- Landlords in the U.K. must comply with laws such as Right to Rent checks, Gas Safety regulations, Electrical Safety rules, and Deposit Protection measures.
- HMOs must be licensed by the local council and meet specific safety standards.
- Failure to comply with legal requirements can result in fines of up to £30,000 or even imprisonment.
- Regular inspections of gas and electrical appliances are advised to ensure the safety of tenants.
- Adhering to laws helps protect landlords and tenants and ensures a positive rental experience.
Being a landlord in the U.K. can be a rewarding and profitable experience, but it also comes with many legal responsibilities. To avoid fines or legal issues, it’s essential to be aware of the laws that affect landlords and rental properties in the U.K. Here are the most important laws that you need to know as a landlord, so you can provide a safe and lawful environment for your tenants while also protecting your investment.
The Residential Rental Market in the U.K.
The U.K. has one of the largest residential rental markets. It’s estimated that one-third of the over 23 million households in the country are renters. This means that there is a large demand for rental properties, and landlords have the opportunity to make a good income from their investments. However, it’s essential to be aware of the legal requirements to protect your tenants and yourself.

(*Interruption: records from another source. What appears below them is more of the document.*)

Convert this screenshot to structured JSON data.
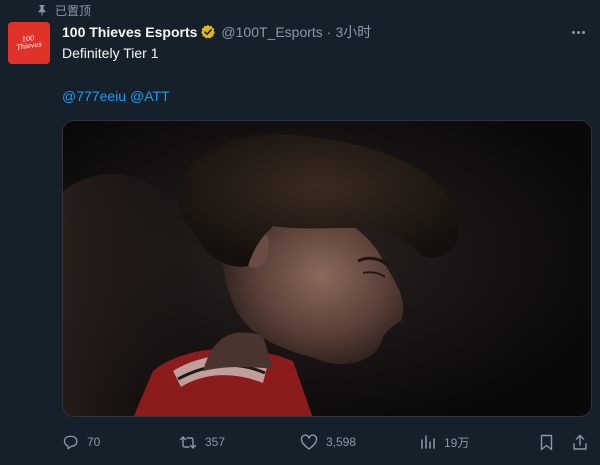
{
  "pinned": {
    "label": "已置顶",
    "icon": "pin-icon"
  },
  "tweet": {
    "avatar": {
      "logo_text_line1": "100",
      "logo_text_line2": "Thieves",
      "background": "#e1322a"
    },
    "author": {
      "display_name": "100 Thieves Esports",
      "verified_badge": "verified-gold-icon",
      "badge_color": "#e2b719",
      "handle": "@100T_Esports",
      "separator": "·",
      "time": "3小时"
    },
    "text": "Definitely Tier 1",
    "mentions": [
      "@777eeiu",
      "@ATT"
    ],
    "media": {
      "type": "photo",
      "icon": "photo-media"
    },
    "actions": {
      "replies": "70",
      "retweets": "357",
      "likes": "3,598",
      "views": "19万"
    }
  },
  "colors": {
    "background": "#15202b",
    "text_primary": "#f7f9f9",
    "text_secondary": "#8b98a5",
    "link": "#1d9bf0"
  }
}
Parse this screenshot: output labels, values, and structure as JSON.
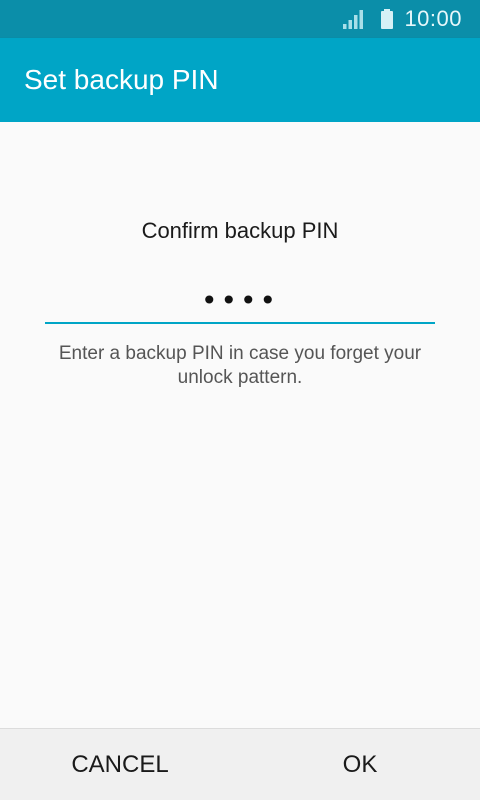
{
  "status_bar": {
    "time": "10:00",
    "signal_icon": "signal-icon",
    "battery_icon": "battery-icon"
  },
  "app_bar": {
    "title": "Set backup PIN"
  },
  "main": {
    "prompt": "Confirm backup PIN",
    "pin_value": "••••",
    "hint": "Enter a backup PIN in case you forget your unlock pattern."
  },
  "buttons": {
    "cancel_label": "CANCEL",
    "ok_label": "OK"
  },
  "colors": {
    "status_bar": "#0b8ea9",
    "app_bar": "#00a5c6",
    "accent": "#00a5c6"
  }
}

Right to Rent Checks
The Immigration Act of 2014 requires landlords in England to check the immigration status of their tenants before renting out their property. This is called a Right to Rent check and must be conducted for all tenants over 18, including British nationals. Failure to conduct a Right to Rent check can result in a fine of up to £3,000 per tenant and lead to criminal charges. If you are unsure whether your tenant can rent in the U.K., you can use the government’s online checking service or consult an immigration expert.
Landlords are legally required to have all gas appliances in their properties checked by a gas safe registered engineer every 12 months. This includes boilers, gas fires, and cookers. A gas Safety Certificate must be issued to tenants within 28 days of the inspection, and landlords must keep a copy of the certificate for at least two years. Failing to comply with gas safety regulations can result in a fine of up to £6,000 and potentially even imprisonment if someone is injured or killed due to a gas-related incident.
All electrical installations and equipment in a rented property must be safe and in good working order. Although there is no legal requirement for annual inspections, landlords are advised to have periodic electrical safety checks by a qualified electrician.
Landlords should also ensure that any electrical appliances provided by them, such as washing machines or kettles, have a PAT (Portable Appliance Testing) label indicating that they have been tested for safety. Failure to comply with electrical safety regulations can result in a fine of up to £30,000 and even imprisonment in some cases.
As a landlord, you must legally protect your tenant’s deposit in a government-approved scheme. This is to ensure that the tenant’s deposit is secure and can be returned at the end of the tenancy if there are no issues. There are three schemes to choose from in the U.K.: Deposit Protection Service (DPS), mydeposits, and Tenancy Deposit Scheme (TDS). Landlords must protect the deposit within 30 days of receiving it and provide the tenant with information about the protection scheme within 28 days. Failure to comply with deposit protection regulations can result in a fine of up to three times the deposit amount.
You must follow strict legal procedures if you need to evict a tenant. This includes giving your tenants written notice, following the correct court process, and obtaining an eviction order if necessary. It’s also important to note that certain types of eviction are illegal in the U.K., such as retaliatory or evictions without a valid court order.
If you want to avoid breaking these laws, you can hire a professional to help you. You can visit a local bailiff office, hire a bailiff to serve the eviction notice, and support you through the court process. They can also represent you in court if necessary.
HMO (House in Multiple Occupation) properties are subject to additional legal requirements. An HMO is a property rented out by at least three people who are not from one household but share facilities like the bathroom or kitchen. The local council must license HMOs if they are occupied by five or more people from two or more households.
Landlords must also ensure that their HMO properties meet specific safety standards, have adequate facilities, and comply with local council regulations. Failure to comply with HMO regulations can result in a fine of up to £30,000.
How These Laws Improve the Rental Market
Although it may seem like a lot of work to keep up with all the legal requirements, these regulations are in place to ensure that rental properties are safe and well-managed. This protects not only your tenants but also your investment. By following the laws and ensuring you provide a good and lawful residential environment, you can attract good tenants who will respect your property. You’ll also avoid potential fines or other legal issues that could put your business at risk.
Overall, being a landlord in the U.K. requires knowledge of the various laws that affect rentals to protect yourself and your tenants. Familiarizing yourself with these laws will help create a positive rental experience for everyone involved.